* _What you are asked to do_
Count every line of the listing where the string "Support" occurs, and reply with the count alone.

* _Extracted data_
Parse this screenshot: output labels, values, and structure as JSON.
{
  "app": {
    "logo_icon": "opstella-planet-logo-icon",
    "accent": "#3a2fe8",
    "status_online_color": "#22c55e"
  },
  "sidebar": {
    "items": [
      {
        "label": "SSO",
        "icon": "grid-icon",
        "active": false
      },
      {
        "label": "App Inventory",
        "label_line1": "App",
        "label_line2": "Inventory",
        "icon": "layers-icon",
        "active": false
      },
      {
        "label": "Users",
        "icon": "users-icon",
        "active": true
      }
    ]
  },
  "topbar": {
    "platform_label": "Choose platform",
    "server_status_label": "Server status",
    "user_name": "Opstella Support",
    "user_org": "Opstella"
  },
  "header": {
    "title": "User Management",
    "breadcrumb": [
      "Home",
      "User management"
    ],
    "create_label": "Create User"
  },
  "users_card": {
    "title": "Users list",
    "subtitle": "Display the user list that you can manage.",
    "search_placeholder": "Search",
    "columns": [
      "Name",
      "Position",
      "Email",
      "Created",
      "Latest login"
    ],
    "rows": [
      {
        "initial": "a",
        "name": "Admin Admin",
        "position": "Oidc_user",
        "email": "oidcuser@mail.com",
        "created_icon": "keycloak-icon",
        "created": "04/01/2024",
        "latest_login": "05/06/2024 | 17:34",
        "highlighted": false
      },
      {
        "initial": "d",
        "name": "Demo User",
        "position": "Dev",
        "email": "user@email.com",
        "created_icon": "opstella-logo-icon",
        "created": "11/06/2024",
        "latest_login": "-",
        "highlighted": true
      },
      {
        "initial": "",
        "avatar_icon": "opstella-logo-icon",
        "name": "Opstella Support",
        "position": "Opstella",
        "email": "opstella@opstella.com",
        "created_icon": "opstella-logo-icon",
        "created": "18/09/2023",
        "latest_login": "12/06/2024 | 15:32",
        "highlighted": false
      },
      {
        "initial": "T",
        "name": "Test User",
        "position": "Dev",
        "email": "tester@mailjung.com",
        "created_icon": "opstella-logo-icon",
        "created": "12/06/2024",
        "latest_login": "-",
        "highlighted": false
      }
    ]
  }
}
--
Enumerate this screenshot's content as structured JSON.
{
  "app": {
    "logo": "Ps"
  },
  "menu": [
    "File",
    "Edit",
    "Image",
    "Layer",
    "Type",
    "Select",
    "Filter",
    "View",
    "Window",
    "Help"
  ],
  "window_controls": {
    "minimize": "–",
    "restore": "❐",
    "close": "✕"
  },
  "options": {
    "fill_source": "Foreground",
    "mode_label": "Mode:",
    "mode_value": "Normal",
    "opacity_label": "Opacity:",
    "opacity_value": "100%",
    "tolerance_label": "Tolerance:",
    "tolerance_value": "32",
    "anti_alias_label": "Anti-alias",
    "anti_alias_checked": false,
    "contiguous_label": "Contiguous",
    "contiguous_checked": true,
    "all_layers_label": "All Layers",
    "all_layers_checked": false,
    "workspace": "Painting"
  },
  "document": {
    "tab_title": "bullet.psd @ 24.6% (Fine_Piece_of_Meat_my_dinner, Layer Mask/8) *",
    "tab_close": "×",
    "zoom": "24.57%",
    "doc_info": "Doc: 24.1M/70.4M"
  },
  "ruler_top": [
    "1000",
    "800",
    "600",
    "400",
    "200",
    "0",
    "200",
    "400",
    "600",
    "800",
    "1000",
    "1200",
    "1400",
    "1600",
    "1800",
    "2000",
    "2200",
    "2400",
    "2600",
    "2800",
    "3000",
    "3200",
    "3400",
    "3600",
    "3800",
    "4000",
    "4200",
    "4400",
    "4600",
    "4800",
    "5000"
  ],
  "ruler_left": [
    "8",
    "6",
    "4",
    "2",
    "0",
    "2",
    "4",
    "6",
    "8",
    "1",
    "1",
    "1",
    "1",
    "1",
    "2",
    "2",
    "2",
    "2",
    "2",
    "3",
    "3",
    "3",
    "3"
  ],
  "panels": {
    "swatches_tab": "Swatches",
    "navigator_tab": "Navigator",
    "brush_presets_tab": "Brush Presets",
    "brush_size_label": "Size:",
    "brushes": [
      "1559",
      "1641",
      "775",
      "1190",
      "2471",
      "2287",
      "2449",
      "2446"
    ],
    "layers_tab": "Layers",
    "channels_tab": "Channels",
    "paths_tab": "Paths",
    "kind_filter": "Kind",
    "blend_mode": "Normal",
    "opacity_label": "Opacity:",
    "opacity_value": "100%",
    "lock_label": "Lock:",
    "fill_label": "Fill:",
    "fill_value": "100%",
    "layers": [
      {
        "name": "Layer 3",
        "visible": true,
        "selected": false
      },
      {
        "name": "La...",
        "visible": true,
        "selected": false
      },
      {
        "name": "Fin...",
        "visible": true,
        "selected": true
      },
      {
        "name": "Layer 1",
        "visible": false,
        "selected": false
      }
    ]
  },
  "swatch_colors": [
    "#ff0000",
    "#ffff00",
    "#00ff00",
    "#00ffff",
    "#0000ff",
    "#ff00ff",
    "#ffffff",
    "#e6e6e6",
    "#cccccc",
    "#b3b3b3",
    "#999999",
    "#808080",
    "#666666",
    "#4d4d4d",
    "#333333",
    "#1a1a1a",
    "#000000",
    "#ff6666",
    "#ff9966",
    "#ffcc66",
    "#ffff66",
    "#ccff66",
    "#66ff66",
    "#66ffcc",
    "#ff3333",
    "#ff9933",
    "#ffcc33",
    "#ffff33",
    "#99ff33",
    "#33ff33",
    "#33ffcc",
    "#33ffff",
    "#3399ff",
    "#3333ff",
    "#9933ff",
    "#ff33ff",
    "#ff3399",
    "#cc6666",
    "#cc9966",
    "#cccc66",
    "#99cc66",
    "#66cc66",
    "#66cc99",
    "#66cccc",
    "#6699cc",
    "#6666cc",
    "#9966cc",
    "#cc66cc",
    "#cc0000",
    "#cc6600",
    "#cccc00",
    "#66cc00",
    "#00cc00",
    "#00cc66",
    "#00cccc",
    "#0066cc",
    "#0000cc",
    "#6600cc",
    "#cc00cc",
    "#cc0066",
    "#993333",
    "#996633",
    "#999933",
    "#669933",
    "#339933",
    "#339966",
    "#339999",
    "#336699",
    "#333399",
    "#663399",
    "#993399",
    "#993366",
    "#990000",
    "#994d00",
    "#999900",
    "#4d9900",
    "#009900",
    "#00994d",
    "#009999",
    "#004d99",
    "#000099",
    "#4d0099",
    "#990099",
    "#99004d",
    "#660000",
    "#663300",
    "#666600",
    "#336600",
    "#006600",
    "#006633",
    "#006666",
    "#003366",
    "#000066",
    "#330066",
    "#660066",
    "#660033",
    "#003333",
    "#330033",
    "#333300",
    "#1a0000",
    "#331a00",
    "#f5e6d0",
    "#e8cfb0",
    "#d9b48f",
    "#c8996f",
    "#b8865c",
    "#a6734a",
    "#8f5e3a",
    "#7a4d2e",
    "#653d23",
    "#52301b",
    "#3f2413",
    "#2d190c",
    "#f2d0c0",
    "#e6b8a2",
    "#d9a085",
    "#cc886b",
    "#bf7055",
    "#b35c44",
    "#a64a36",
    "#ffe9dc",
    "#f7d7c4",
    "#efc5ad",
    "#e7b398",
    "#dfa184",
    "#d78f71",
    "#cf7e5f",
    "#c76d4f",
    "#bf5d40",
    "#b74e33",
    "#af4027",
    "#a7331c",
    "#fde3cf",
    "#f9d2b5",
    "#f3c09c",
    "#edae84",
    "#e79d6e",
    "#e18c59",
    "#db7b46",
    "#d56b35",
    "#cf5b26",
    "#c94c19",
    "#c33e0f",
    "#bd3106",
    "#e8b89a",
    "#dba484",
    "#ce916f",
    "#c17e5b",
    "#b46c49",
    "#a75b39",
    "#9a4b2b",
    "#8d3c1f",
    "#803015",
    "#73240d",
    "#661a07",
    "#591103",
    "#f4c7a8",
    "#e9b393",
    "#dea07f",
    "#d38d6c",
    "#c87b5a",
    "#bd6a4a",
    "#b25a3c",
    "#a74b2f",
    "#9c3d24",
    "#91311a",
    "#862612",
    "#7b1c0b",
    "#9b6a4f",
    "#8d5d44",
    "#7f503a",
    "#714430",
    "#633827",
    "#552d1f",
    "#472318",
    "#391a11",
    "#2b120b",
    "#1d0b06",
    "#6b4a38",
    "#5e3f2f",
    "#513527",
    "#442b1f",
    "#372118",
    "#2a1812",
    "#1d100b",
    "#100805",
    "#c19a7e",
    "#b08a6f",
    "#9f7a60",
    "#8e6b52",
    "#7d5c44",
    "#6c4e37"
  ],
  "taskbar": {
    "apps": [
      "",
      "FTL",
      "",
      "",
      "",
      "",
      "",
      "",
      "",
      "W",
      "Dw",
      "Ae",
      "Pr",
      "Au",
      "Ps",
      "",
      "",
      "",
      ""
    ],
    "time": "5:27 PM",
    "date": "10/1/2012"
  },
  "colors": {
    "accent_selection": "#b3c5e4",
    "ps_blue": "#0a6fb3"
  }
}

* _Exercise response_
2